An equal right to adoption for same-sex couples would mean that children no longer had a preferential right to be raised by a mother and a father where possible.
The statement came as it emerged that many Fine Gael TDs expressed unease at a promise made by Tanaiste Eamon Gilmore at the weekend to hold a referendum to redefine marriage.
Mr Gilmore told a Labour Youth conference at the weekend that he believed that there would be a referendum in the lifetime of the Government.
He said that the autumn of next year or the spring of 2015 were possible dates.
However a spokesman for Mr Gilmore said that the issue of gay adoption had to be dealt with in legislation beforehand to prevent it from overshadowing the gay marriage referendum.
"Any referendum that takes place will have to be about marriage equality and not about other issues," he told The Irish Independent.
Presently, gay or lesbian people can adopt a child on their own, but not as a couple.
Justice Minister Alan Shatter is already preparing legislation to allow same-sex couples rights in relation to guardianship and the custody of children.
Children's Minister Frances Fitzgerald is also working on new adoption legislation. But cabinet agreement would be required to include same-sex adoption in either piece of legislation.
The cabinet is set to consider the issue of a referendum on same-sex marriage in the next two weeks after the Constitutional Convention think-tank recommended that it be held.
Although Mr Gilmore has described gay marriage as the "civil rights issue of this generation", Taoiseach Enda Kenny has not declared his position on gay marriage or gay adoption.
A spokesman for Mr Kenny said he would not be commenting on the issue ahead of the cabinet discussions.
There is an acceptance among Labour and Fine Gael ministers that any vote will need to be carefully planned given the 'referendum fatigue' obvious in the 39pc turnout for the Seanad and Court of Appeal referendums earlier this month.
Reports suggest that many Fine Gael TDs are wary of a referendum on same-sex marriage.

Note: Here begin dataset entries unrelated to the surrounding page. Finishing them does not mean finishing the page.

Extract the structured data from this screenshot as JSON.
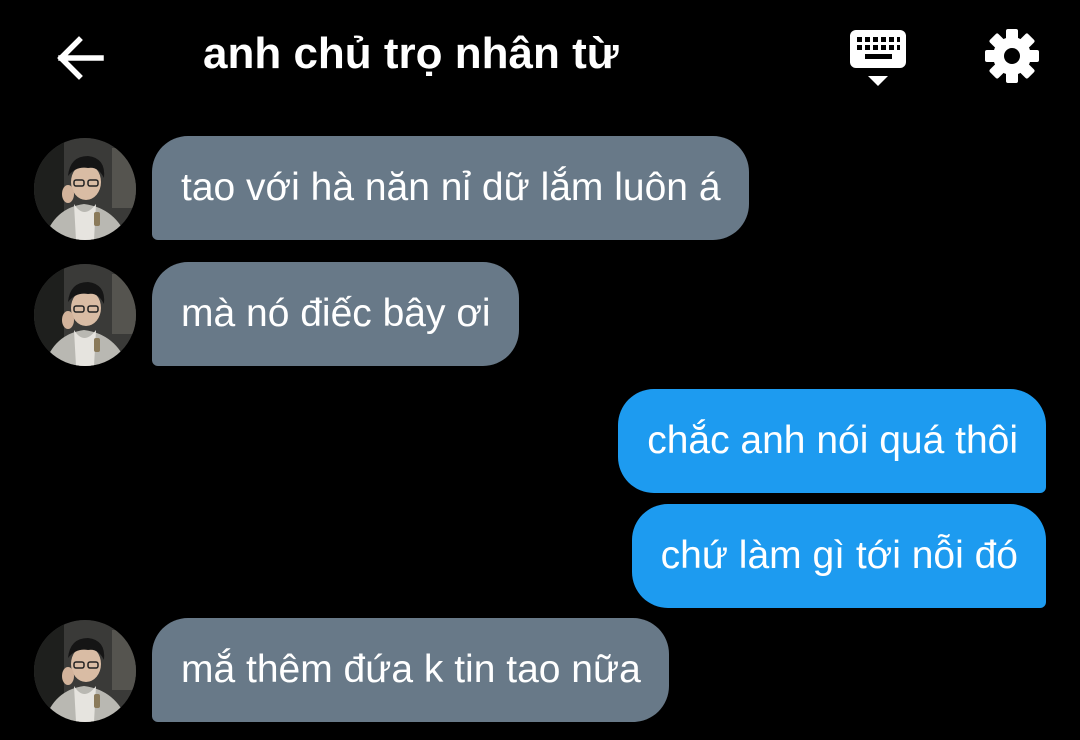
{
  "header": {
    "title": "anh chủ trọ nhân từ",
    "back_icon": "arrow-left-icon",
    "keyboard_icon": "keyboard-icon",
    "settings_icon": "gear-icon"
  },
  "colors": {
    "background": "#000000",
    "incoming_bubble": "#687988",
    "outgoing_bubble": "#1d9bf0",
    "text": "#ffffff"
  },
  "messages": [
    {
      "direction": "incoming",
      "text": "tao với hà năn nỉ dữ lắm luôn á"
    },
    {
      "direction": "incoming",
      "text": "mà nó điếc bây ơi"
    },
    {
      "direction": "outgoing",
      "text": "chắc anh nói quá thôi"
    },
    {
      "direction": "outgoing",
      "text": "chứ làm gì tới nỗi đó"
    },
    {
      "direction": "incoming",
      "text": "mắ thêm đứa k tin tao nữa"
    }
  ]
}
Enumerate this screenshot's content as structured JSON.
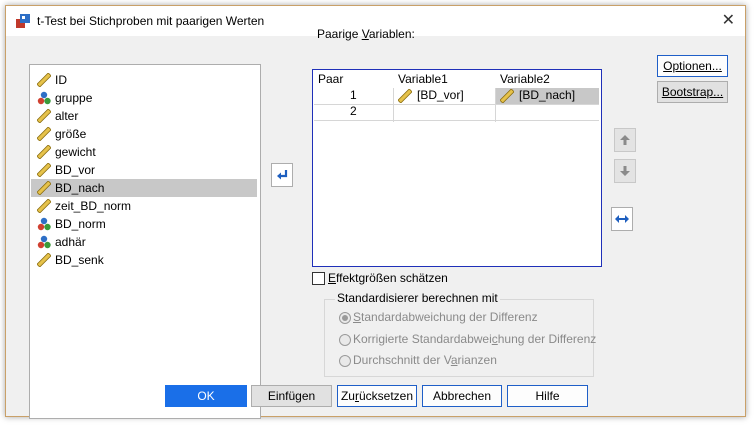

While the immediate setting of a date for a referendum is unlikely, Fine Gael TDs acknowledged divergent views within the parliamentary party on the merits of proceeding with a vote at all, the Irish Times reports.
Sources say that while some are mainly worried about the political fallout in the wake of the Seanad referendum defeat, others are opposed to the substance of the proposal itself.

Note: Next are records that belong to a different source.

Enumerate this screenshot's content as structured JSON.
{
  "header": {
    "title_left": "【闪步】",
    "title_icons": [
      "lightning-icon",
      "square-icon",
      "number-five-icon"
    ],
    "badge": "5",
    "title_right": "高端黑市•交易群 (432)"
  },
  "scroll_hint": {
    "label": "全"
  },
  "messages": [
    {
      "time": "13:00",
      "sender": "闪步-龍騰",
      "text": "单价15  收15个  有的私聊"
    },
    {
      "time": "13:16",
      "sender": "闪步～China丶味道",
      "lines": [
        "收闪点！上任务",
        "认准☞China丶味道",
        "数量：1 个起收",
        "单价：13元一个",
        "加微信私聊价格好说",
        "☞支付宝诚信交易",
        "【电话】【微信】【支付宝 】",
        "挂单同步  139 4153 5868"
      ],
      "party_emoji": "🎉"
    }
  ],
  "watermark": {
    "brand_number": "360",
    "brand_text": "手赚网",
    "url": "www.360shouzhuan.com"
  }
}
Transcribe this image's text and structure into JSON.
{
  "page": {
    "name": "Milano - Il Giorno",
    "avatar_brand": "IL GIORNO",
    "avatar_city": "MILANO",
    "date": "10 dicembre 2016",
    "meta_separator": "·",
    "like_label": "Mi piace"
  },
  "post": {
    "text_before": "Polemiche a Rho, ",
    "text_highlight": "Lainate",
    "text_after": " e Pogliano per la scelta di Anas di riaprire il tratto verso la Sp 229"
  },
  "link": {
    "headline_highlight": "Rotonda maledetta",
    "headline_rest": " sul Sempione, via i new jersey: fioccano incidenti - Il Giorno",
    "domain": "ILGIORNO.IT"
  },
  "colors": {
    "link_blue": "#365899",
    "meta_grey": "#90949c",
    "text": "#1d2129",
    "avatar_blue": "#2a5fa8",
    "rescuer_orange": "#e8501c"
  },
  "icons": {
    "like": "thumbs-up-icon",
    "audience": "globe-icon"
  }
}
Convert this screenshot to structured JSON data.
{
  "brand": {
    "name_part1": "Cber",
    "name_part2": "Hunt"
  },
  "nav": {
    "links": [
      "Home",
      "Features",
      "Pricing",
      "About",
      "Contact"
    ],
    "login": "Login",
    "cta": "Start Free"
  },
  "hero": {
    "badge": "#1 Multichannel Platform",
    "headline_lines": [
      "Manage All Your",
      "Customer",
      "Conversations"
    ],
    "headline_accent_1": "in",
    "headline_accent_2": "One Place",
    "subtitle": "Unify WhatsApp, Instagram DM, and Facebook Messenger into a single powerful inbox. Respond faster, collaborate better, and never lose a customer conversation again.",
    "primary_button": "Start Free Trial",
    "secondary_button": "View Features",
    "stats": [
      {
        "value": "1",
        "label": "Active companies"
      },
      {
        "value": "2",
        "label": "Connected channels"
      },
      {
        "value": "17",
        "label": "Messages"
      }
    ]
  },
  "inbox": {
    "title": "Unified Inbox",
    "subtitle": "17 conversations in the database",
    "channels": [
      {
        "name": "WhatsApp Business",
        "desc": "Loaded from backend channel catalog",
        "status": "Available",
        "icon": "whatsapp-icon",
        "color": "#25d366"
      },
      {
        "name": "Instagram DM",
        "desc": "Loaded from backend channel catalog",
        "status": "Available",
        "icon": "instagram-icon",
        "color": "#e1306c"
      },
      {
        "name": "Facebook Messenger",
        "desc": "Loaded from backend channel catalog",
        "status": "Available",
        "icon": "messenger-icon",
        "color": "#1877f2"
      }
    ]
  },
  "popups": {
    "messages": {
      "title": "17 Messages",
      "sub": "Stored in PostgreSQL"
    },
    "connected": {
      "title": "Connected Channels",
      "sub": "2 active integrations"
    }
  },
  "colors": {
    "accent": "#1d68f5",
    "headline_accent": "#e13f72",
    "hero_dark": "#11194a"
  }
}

There is also a worry that such a referendum might lead to further divisions within the party, after the deeply divisive vote on abortion legislation.
Dublin South-East Fine Gael TD Eoghan Murphy told the Irish Times that he supported the holding of a referendum on same-sex marriage, but that he didn't think the party were obliged to take a position during the referendum.
However another TD, who declined to be named said that the Government's job was “to get the economy back on track, to get all that right, that’s ultimately what we’ll be judged on”.
He said: “My own opinion is that we should concentrate over the next two years on economy and jobs.”
When it was put to him that Mr Gilmore had cast same-sex marriage as the civil rights issue of our time, the TD said: “I think it’ll be in Labour’s interest as well to follow what I just said.”